And there are times I enjoy scrubbing the inside of my tea mugs to get the green-tea stains out of them. When a lot of the time I could only muster enough bother to rinse them before using them again.
An enlightened man called Sydney Banks saw the missing link between everything in the 'stuff of life' and our experience of it in every moment was Thought. Brought to life by Consciousness. That all exists via the miracle of Mind.
The little I see of that, it has made sense of the varying levels of my enjoyment of some things, the varying levels of my distaste in others and my lapses into no awareness at all of the things that are happing right now on my taste buds, in my ears and in front of my eyes.
About a month ago, I was having a session with a client towards the end of our six months together. The notion of enjoyment came up as she was noticing a lack of enjoyment towards her work that she'd previously enjoyed and had built an excellent career around.
"I used to think it was fun, but I don't anymore," she said as her face dropped on the computer screen in front of me. Over the next 30 minutes, we explored the nature of fun together. What its source might be and what can get in its way. I shared my observations of that training back in 2011 that I caught myself enjoying. And shared my preferences in coffee, music and bird species; along with how variable my enjoyment and even awareness of them I had.
"Wait!" she said. "Are you saying I could make my work fun again?"
"That's one way of looking at it, but I think there's something simpler to see here. It looks to me that it's possible that everything might be fun by nature, and the only thing that gets in the way of fun is the thinking and awareness I have about it at that moment" I said.
We both paused and got reflective.
"So…" I went on to say, "I think it's more a case of let it be fun."
Again, we both paused and began to smile simultaneously.
I saw more for myself in this conversation about fun and enjoyment.
I mean, here I am, a collection of random, sub-atomic particles. Brought together into atoms, formed into molecules. Molecules that then over millions of years came together into something that could have life. Then over billions of years to become a more sophisticated life form that has even become aware of its own existence. And I get to experience being alive. To have feelings. To taste, to see, to hear, to dream, to play. At that level, how could anything not be fun?

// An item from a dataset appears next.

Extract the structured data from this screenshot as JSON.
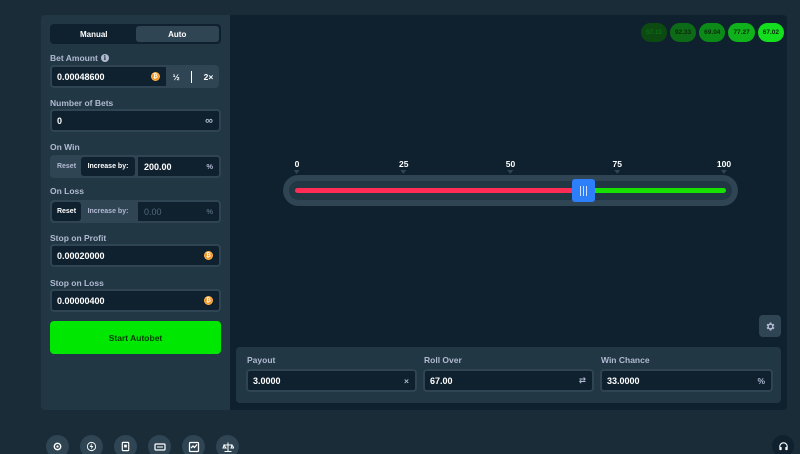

And as I write this, I'm remembering people close to me going through some significant life challenges with their health, with their ability to make ends meet, and dealing with loss and heartbreak. And how trite and "Easy for you to say Wyn!" this all might seem. And I get it. There will be many more times in my life ahead if I read this back to myself and think I'm full of it. And then there will be times of clarity when I hope to remember the truth of it.
I wish you a good month.